HideOut’s six-week South Asian Heritage Girls project comes to a close with final celebration meal.

In January, HideOut Youth Zone began a six-week South Asian Heritage Girls project named ‘HoneyComb’.

The group made up of Senior Club members, met weekly over the six-week period to take part in activities, including care package creation, exploration of South Asian poetry and art, a bhangra drumming workshop, authentic South Asian cooking, and a movie night featuring Marvels first South Asian superhero Kamala Khan.

The project was set up by two of HideOut’s South Asian Youth Workers who recognised engagement from this demographic wasn’t as high as desired.

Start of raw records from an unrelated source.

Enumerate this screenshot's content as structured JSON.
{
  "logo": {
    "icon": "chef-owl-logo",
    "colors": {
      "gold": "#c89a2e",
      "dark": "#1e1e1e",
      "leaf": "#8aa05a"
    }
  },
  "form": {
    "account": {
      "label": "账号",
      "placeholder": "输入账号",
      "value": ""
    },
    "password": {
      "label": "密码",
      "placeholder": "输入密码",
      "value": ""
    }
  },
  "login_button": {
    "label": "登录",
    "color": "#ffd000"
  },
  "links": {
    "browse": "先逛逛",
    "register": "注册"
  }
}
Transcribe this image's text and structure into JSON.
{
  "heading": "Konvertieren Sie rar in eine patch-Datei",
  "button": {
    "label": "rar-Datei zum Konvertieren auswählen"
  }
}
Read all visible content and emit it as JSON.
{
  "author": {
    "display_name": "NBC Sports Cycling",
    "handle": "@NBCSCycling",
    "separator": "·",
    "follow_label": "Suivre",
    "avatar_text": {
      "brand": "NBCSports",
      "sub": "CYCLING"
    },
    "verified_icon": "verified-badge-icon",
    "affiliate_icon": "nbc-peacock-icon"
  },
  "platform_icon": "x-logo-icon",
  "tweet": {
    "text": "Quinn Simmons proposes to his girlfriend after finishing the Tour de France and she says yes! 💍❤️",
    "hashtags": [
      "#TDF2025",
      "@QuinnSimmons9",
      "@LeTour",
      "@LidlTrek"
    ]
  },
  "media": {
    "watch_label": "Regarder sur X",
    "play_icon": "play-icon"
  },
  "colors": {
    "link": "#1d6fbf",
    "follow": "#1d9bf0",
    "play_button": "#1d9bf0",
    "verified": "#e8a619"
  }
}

HoneyComb was also set up in response to one young girl from this demographic expressing shame around her identity.

At HideOut, we ensure our youth provision is inclusive, supports community cohesion, and provides an environment where members from diverse demographics, ethnic communities, and those with additional needs or disabilities feel safe, involved, and welcome and have the opportunity to explore and celebrate their culture and heritage.

HoneyComb was set up specifically to help young South Asian females understand and be proud of their culture.

The project was developed with young people at the core of its creation, and young people came up with the groups’ name, supported the marketing material design to promote the project to local schools and community hubs, and created the weekly agenda of activities.

The project came to a close on Saturday 4th March with a final celebratory trip to Manchester’s famous ‘Curry Mile’. The group had the opportunity to reflect on what they had learnt, were treated to a meal at Sanam, and even watched the classic Indian dessert, jalebi, being made.

Reflecting on the project, Senior Club member, Anam, said:

“I found it [HoneyComb] amazing because we got to try different stuff and there were lots of activities to try – I’m more of an active person – so we got to watch movies, eat stuff and it was just great. We went to a restaurant as a celebration trip.

“Before I didn’t feel like I liked my colour or my culture or who I am, but now I feel like it’s alright to be Asian.”

HideOut currently has a membership of over 6,000 young people, with 66% identifying as those from ethnically diverse communities. HideOut also offers ‘Girls Only’ sessions and activities for those who may be reluctant to take part in mixed universal sessions.